January 26, 2024-
The Wilderness Land Trust recently accepted a donation of 45 acres on the slopes of Blanca Peak, removing the last private property from the peak.
Blanca Peak stands at over 14,300 feet just outside of the Sangre de Cristo Wilderness in southern Colorado. But the peak is also known by another name, one that predates the Spanish descriptor of its near-vertical white slopes by centuries.
For the Dinè, or Navajo, the peak is Sisnaajiní. It is one of the four corners marking the boundary of the Dinetah, the traditional Dinè homeland, along with three other sacred mountains— Dibé Nitsaa in the north (Hesperus Mountain in the La Plata Mountain range of Colorado), Doko’o’osliid in the west (Humphrey Peak in the San Francisco Peaks of Northern Arizona), and Tsoodzil in the south (Mt. Taylor Peak, west of Albuquerque, New Mexico).
More than just a location marker, Sisnaajiní is known as an internal compass, orienting one’s mind and physical presence on earth. Like the sun rising in the east, Sisnaajiní represents thought, the place where each day, and each action, begins. It was a gift from the Holy People to the Dinè: “When the Holy People had assembled the things with which to dress the East mountain, they traveled by way of a sunbeam and rainbow beam to decorate Sisnaajiní. The Holy People dressed Sisnaajiní with a perfect white shell for positive thoughts and thinking. Then the Holy People ran a bolt of lighting through a sacred mountain to fasten the East mountain to our Mother Earth.” (Navajopeople.org)
Beginning in the 1890s the slopes of Blanca Peak were mined for silver and gold, the mining claims eventually leading to a number of private inholdings surrounded by National Forest, some with a road leading to them.

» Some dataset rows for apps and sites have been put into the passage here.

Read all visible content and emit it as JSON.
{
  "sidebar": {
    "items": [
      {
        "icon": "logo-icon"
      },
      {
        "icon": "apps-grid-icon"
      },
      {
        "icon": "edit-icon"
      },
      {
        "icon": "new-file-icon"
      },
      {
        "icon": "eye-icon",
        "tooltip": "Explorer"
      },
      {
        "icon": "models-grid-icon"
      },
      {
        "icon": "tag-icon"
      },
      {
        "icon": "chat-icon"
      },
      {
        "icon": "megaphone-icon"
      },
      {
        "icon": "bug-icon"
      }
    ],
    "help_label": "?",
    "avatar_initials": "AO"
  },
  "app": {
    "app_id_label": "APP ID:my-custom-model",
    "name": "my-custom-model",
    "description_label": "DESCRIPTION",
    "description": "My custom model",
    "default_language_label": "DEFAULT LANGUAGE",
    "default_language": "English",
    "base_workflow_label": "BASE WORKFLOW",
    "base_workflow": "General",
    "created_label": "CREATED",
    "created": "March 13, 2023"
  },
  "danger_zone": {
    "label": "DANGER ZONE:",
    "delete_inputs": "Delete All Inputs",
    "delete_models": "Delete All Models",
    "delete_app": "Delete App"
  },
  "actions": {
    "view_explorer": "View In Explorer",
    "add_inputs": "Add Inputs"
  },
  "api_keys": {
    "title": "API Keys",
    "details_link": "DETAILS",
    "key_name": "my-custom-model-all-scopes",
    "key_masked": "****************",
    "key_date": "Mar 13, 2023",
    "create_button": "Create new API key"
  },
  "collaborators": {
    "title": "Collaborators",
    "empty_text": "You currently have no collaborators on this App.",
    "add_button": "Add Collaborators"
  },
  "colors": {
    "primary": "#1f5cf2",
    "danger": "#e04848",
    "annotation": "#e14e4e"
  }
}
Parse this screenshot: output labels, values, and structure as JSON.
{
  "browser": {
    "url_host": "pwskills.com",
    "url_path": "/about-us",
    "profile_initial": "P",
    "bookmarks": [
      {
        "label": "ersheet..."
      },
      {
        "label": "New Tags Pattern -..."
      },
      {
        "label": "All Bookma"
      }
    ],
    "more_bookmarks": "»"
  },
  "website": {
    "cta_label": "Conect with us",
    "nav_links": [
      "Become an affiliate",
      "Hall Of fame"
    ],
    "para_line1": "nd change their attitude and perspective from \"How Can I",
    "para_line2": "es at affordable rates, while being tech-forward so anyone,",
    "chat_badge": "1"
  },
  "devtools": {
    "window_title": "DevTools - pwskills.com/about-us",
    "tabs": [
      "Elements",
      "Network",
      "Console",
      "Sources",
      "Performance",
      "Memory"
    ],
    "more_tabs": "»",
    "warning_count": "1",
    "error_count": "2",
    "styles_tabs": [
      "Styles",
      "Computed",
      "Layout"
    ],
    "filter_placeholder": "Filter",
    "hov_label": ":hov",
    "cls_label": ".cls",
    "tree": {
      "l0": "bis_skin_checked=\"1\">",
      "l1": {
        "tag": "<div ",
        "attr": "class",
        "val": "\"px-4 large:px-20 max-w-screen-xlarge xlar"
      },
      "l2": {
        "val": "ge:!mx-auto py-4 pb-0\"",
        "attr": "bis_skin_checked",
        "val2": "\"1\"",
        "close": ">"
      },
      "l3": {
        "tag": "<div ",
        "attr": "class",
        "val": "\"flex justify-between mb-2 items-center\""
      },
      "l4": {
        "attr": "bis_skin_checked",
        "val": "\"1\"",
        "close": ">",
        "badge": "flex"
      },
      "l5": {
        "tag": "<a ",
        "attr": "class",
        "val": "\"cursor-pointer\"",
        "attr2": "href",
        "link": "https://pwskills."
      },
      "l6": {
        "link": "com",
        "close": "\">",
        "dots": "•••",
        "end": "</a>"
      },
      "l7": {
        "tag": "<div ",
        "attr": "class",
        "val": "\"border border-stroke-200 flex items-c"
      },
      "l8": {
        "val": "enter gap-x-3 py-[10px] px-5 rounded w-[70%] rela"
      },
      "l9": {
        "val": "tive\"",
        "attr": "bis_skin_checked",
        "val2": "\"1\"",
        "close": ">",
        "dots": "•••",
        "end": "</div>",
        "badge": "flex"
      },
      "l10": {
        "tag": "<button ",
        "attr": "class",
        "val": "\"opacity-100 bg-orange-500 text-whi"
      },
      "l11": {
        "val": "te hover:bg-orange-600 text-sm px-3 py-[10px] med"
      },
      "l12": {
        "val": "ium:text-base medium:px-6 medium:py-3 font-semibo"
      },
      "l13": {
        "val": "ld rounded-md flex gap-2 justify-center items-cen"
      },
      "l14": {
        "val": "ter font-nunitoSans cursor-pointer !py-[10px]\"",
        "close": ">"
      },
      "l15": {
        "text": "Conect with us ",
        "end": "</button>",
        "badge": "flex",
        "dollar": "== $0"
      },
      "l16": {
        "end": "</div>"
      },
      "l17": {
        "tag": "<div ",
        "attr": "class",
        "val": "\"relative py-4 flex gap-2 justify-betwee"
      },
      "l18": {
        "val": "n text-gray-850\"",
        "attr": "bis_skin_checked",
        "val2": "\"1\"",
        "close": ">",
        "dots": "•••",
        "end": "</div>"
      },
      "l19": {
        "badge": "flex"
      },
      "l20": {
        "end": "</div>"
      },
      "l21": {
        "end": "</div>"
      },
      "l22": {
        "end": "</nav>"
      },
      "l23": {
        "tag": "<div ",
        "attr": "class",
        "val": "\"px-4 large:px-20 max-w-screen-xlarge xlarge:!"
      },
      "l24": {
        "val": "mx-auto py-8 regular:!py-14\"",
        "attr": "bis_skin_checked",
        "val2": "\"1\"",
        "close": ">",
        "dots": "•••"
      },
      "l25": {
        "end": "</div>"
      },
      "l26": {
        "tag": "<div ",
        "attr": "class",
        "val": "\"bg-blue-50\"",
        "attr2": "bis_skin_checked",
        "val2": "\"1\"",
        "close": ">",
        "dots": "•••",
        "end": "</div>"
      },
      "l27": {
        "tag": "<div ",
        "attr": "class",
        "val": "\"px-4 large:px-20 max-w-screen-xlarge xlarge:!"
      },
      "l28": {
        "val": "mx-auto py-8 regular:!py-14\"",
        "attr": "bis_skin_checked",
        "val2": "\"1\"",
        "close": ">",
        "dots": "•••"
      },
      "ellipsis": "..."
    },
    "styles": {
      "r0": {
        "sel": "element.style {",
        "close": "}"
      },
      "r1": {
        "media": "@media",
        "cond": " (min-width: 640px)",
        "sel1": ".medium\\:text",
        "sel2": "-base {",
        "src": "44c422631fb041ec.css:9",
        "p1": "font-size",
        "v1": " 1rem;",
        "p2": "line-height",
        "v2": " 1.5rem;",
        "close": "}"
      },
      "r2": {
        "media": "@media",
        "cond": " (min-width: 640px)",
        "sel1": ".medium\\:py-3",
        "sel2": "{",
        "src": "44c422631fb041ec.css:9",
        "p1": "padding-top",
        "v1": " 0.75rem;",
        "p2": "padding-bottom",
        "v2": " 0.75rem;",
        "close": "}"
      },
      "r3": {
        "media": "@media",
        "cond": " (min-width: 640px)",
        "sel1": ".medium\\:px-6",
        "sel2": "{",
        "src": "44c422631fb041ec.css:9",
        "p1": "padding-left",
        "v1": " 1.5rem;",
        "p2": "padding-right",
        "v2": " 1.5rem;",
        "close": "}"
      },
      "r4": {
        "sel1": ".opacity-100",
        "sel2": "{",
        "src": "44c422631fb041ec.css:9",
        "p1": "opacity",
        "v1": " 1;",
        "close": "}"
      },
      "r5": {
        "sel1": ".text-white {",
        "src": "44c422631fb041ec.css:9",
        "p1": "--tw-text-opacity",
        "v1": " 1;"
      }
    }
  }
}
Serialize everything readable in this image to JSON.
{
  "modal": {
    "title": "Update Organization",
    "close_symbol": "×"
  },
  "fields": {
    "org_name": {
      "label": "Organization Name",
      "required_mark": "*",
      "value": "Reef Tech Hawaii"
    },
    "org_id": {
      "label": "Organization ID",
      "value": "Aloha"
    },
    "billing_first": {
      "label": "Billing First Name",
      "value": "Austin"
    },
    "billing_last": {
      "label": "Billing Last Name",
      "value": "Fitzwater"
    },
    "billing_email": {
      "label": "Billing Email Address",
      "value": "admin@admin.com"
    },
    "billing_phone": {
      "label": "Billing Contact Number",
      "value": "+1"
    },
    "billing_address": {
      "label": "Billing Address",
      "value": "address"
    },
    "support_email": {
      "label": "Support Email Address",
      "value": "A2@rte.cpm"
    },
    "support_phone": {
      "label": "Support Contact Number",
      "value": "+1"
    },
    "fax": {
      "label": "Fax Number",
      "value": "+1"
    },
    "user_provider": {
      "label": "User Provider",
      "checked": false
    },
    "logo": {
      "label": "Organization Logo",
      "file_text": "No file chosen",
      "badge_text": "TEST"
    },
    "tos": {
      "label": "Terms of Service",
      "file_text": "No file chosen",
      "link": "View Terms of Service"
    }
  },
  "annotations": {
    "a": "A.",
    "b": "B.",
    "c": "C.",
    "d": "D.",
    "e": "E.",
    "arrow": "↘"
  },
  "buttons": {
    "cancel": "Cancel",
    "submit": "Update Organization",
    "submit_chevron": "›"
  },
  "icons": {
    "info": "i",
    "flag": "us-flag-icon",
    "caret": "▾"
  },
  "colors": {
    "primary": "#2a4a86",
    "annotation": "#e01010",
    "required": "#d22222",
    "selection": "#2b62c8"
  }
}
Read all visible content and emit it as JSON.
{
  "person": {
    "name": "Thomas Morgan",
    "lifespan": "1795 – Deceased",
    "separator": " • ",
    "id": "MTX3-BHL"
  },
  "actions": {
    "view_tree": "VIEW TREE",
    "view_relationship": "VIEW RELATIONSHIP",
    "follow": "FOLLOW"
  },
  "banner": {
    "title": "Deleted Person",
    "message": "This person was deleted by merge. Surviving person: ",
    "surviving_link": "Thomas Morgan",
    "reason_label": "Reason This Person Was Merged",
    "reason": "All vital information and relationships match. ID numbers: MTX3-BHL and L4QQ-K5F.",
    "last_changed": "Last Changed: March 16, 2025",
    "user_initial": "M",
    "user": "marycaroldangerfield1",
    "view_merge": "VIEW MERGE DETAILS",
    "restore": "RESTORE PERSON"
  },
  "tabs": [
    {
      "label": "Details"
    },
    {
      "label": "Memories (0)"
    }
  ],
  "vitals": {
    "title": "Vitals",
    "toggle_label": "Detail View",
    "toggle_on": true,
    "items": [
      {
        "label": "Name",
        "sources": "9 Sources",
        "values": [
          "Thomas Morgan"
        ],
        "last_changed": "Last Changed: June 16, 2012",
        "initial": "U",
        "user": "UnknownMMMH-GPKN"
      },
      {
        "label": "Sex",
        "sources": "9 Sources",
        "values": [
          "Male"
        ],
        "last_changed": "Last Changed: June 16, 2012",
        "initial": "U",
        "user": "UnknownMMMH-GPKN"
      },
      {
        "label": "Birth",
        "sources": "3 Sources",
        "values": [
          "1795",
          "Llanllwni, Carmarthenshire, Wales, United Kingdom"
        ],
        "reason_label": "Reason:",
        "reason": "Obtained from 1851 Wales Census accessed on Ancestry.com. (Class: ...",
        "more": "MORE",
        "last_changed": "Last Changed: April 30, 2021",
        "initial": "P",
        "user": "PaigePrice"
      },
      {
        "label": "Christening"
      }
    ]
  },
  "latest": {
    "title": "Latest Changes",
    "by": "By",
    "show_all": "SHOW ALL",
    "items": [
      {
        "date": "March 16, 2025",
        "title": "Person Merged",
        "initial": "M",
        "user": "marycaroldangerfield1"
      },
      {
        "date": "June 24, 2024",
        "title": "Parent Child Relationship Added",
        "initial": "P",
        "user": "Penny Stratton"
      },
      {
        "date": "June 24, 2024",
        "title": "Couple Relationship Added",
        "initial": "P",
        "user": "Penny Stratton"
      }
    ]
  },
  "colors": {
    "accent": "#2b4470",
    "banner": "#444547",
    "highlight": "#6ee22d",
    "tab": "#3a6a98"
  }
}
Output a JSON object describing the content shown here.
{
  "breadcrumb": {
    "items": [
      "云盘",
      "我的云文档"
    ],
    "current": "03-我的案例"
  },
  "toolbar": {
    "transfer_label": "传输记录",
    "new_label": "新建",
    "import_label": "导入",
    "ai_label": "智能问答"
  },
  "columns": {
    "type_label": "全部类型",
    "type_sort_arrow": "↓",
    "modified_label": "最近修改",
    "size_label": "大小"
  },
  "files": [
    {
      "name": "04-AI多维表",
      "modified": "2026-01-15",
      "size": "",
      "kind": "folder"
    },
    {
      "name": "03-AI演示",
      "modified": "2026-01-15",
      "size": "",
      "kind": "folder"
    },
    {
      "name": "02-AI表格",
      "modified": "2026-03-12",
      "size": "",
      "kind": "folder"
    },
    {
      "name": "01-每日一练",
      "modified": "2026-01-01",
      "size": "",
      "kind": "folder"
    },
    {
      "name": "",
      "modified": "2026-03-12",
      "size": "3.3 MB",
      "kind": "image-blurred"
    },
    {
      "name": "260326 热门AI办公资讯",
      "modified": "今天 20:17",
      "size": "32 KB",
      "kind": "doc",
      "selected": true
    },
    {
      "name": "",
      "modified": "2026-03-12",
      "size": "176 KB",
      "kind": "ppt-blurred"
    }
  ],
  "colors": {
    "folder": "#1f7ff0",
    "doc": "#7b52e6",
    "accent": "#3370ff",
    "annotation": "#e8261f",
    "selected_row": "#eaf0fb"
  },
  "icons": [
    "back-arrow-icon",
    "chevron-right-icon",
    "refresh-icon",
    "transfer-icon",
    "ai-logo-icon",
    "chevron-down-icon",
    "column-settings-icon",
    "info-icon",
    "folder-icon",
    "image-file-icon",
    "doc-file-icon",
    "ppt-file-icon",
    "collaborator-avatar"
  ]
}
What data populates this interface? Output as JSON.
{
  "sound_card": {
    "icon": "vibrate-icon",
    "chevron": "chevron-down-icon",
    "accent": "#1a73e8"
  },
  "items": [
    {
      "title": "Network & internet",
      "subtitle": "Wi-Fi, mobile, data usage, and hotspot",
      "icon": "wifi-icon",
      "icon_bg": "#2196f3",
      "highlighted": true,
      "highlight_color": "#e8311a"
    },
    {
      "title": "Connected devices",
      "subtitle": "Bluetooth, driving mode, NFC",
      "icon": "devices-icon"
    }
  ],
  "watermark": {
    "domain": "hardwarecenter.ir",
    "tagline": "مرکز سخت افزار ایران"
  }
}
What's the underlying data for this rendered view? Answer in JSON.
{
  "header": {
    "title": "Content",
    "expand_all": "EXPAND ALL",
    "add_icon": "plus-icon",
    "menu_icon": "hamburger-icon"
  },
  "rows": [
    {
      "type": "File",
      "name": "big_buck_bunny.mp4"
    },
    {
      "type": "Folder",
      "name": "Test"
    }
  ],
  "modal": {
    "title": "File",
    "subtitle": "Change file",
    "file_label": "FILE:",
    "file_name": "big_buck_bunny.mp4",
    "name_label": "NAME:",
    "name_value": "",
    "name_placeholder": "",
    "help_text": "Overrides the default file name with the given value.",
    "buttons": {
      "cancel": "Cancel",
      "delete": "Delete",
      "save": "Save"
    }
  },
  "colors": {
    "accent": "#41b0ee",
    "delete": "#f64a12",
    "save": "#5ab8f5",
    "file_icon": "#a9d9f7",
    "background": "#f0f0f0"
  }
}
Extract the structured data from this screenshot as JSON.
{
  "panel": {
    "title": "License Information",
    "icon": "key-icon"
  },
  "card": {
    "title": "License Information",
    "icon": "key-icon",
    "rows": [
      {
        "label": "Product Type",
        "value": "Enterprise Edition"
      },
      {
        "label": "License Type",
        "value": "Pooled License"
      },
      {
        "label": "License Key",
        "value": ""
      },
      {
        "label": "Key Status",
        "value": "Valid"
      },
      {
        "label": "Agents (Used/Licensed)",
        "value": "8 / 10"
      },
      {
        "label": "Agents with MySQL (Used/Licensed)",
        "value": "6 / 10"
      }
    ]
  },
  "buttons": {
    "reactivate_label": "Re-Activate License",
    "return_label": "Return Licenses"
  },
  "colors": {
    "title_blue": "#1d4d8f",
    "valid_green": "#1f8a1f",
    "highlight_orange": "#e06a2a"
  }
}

When the Sangre de Cristo Wilderness was designated in 1993, a strip of land along the Huerfano River where the access road runs, was excluded from the wilderness area, cutting it in two.
While hiking into the nearby Lily Lake for a fishing trip in the early 2000s, David Carrick of Boulder, CO fell in love with the area, and after discovering how many private properties were still spread throughout it, he began buying them. Inspired by his love for public lands, David had a company helping to facilitate land transfers, and through one was able to transfer all but six of the private properties on Blanca Peak to public ownership. With a road leading to them, the remaining properties had a high risk of development, and David was approached with interest to buy them and develop them with cabins. But David, and his wife Pamela, chose a different path. Instead they donated the remaining six Blanca Peak properties to The Wilderness Land Trust. “I wasn’t familiar with the Trust previously, but as I started looking into them and understanding how they work, we felt confident that if we handed the properties over to them, they would be able to hold them until they could become public lands, which is what we wanted to see,” says David.
Thanks to the generosity of David and Pamela, and their commitment to seeing the landscape around Blanca Peak unified as public lands, the Trust has now begun the work of transferring the properties to the National Forest. With it no longer providing access to the private properties, the hope is that the road running along the Huerfano River can be converted to a trail, and someday the fracture through the wilderness area can be closed. With the last private properties removed, this sacred mountain is protected, ensuring it is open for future generations of Dinè for cultural and spiritual practices, as well as future generations of mountaineers inspired by its challenging climb.